## DATA SHOWN
-------------------------
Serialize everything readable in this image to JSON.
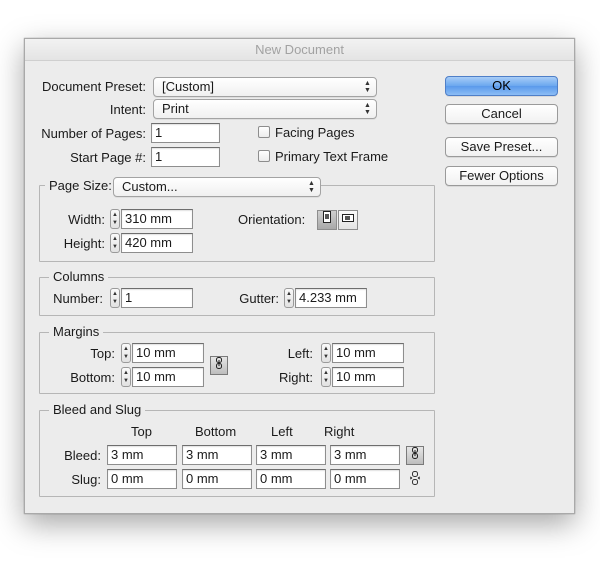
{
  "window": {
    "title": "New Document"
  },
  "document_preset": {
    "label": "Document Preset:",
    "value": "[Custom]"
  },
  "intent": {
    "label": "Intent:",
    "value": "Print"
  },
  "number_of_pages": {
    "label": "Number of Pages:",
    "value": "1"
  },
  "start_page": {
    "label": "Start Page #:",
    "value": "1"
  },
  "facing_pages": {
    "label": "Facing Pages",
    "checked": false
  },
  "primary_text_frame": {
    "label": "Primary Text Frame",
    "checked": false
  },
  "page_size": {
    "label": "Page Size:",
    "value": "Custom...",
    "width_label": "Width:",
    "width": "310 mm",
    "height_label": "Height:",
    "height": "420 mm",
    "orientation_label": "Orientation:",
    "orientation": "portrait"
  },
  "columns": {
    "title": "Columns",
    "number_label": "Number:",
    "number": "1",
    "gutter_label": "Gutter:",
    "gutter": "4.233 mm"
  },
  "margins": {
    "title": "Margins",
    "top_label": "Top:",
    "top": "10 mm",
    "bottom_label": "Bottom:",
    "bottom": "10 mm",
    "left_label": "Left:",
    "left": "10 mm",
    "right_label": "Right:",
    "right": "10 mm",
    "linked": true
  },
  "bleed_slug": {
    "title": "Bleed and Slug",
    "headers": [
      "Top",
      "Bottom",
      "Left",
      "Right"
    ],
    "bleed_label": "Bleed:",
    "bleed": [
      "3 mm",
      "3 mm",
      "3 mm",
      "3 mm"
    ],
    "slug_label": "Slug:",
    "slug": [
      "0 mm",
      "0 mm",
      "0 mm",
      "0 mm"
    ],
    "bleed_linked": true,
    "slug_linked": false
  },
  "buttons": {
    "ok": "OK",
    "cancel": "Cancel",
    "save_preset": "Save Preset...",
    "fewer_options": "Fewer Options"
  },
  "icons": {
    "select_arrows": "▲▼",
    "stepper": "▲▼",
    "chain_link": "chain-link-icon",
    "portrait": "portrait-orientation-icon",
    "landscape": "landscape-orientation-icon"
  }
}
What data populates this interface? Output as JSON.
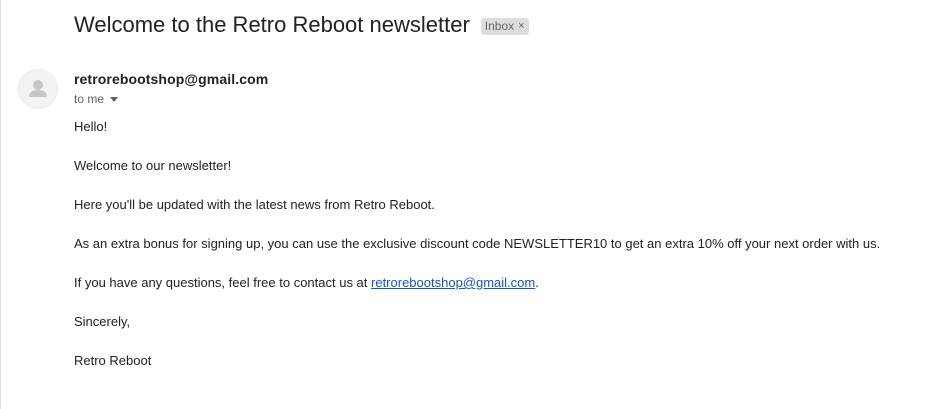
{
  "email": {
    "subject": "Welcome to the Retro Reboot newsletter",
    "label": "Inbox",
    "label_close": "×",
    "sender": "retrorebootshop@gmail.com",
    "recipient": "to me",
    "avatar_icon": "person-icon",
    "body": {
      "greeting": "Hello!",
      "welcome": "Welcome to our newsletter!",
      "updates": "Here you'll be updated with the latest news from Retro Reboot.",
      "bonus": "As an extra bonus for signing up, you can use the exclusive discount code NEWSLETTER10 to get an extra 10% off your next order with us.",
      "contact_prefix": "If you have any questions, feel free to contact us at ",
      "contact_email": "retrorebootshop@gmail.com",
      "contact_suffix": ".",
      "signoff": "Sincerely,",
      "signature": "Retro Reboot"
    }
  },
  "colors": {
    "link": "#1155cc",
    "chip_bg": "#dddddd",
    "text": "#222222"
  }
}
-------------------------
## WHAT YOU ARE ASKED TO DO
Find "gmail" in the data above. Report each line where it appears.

## RESPONSE
    "sender": "retrorebootshop@gmail.com",
      "contact_email": "retrorebootshop@gmail.com",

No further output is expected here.